>This is where js would be handy - right? Personally I would just update the dom element and send a http post in the background.
If it's to be done in JS, might as well implement a drawing tool in an actual canvas element.
I've seen tutorials that are reasonably simple. The complicated part would be actually saving it. It is possible to export a canvas as a png and upload it with an AJAX request but I don't know how cross-browser compatible that is.
We started out by making an EventSource endpoint and using JS EventSource object to get updates. Seemed to work great.
Pushed it live.
To everyone on the site. Not just to the people on /l/place. Oops. Mistake #1.
Mistake #2: I was aware that Arc kills threads that take longer than 30 seconds, but I was unaware that EventSource automatically tries to reconnect. Welcome to the DoS party.
With no way to tell the clients to stop. Mistake #3.
It was only live for about 10 minutes, but it took around two hours before the last few clients finally refreshed their browser and stopped DoSing the endpoint. The server absorbed the extra traffic like a champ, but the server logs were ridiculous for about an hour. Lots of "client took too long" error messages spit out by Arc every second.
Sooo yeah, submitting changes via JS is easy. Getting updates is the hard part.
Could poll. But then that's still hammering the server.
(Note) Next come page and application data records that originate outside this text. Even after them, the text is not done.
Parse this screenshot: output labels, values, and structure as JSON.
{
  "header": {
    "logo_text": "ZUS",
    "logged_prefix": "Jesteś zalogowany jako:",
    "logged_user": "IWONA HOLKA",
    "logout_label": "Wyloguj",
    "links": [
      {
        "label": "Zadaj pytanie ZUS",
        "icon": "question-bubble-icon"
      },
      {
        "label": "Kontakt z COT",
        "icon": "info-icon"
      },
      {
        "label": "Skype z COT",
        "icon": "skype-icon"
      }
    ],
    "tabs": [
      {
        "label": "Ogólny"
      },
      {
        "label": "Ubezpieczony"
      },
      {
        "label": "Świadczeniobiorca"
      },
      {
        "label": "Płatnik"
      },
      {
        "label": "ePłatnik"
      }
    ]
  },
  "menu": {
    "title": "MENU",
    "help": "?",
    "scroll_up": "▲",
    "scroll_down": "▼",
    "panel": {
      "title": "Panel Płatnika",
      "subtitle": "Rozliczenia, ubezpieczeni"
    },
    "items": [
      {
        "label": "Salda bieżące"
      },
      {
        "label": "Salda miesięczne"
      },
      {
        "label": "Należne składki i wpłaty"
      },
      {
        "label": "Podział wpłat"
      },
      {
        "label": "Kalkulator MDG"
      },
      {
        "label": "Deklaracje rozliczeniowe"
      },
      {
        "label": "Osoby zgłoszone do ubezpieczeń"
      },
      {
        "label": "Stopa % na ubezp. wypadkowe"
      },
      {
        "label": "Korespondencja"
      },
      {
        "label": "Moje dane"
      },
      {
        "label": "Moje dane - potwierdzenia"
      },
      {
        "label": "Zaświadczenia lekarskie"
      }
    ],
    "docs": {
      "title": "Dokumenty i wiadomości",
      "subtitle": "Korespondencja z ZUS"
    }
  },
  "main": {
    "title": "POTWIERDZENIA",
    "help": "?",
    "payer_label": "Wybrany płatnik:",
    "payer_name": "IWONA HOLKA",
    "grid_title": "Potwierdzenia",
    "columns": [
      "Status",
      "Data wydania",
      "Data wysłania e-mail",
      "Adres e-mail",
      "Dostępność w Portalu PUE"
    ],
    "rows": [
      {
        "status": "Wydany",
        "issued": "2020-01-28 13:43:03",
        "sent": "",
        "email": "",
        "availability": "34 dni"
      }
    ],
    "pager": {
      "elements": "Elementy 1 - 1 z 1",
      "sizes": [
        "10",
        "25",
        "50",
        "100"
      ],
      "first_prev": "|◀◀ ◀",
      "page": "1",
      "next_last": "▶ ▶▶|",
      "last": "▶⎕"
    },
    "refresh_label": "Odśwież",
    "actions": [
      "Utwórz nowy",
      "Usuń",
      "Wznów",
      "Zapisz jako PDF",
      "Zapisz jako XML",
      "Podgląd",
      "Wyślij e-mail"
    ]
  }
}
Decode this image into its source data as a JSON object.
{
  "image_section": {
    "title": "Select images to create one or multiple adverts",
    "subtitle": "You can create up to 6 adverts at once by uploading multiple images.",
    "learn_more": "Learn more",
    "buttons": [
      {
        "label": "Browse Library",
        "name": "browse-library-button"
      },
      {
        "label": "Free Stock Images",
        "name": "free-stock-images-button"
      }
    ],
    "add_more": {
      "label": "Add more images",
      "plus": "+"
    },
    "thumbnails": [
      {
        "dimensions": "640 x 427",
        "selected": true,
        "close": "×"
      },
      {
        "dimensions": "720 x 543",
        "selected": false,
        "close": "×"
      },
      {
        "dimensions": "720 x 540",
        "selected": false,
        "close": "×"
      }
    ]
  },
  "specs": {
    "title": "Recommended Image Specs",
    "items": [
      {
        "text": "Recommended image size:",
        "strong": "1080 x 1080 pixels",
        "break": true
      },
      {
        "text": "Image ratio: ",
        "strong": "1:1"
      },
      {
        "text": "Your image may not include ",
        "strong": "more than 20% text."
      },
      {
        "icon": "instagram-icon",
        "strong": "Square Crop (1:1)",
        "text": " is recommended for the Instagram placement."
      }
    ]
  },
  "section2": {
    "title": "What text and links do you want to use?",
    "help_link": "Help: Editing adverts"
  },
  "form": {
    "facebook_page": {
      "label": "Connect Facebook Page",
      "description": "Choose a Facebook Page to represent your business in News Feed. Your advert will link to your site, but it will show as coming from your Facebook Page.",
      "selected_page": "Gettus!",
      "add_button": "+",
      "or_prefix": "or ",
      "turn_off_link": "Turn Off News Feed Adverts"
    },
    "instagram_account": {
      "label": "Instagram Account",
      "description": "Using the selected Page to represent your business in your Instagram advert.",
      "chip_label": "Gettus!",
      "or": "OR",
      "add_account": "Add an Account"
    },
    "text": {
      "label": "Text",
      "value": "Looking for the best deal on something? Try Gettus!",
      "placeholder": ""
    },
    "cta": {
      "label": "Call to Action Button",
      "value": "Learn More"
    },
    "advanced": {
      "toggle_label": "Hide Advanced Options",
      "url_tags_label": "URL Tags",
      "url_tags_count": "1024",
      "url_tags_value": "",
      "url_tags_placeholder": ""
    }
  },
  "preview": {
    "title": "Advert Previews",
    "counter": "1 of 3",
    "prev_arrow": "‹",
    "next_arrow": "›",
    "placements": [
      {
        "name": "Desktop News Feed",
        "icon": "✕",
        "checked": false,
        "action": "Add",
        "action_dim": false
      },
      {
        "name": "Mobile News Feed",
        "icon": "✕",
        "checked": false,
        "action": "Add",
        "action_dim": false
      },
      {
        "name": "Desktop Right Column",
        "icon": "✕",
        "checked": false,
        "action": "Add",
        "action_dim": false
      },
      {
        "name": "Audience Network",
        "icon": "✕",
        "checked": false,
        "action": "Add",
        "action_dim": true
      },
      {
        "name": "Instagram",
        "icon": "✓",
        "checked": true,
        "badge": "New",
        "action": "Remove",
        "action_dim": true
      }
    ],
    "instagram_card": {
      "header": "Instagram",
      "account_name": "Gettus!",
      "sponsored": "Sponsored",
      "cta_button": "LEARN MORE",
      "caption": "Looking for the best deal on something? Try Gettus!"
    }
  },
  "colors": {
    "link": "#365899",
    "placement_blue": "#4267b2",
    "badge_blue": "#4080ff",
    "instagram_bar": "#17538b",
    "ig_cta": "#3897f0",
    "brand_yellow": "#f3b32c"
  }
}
Moreso than it already is.
It's probably a feature that it's painful to use. Only the determined will use it for art.
That said, if anyone has ideas for how to tweak arc for performance for this scenario – and remember to calculate how much memory is used by how many simultaneous sockets are open – I'd be willing to try again.
> I was aware that Arc kills threads that take longer than 30 seconds...
> Sooo yeah, submitting changes via JS is easy. Getting updates is the hard part.
That's why I suggested a post request...
Just deliver the page and create an api end point, on the server, that gives you the last x changes from the change log.
With that ajax request, you could return these net updates for the client and use client side js to apply them to the dom. You could even create a trivial js debounce algo to throttle requests if you wanted to go even further.
I will say; I did a page reload and noticed the color pick was still in place and had to go hunt for the x. I expected it to reset, but I'm not sure if you see that as a bug or a feature :)
also, it looks like the client side is pure js... Is Lumen not up to that task? just curious if you tried that as it might be nice if, someday, we could get to the point where this kind of stuff could be done in arc.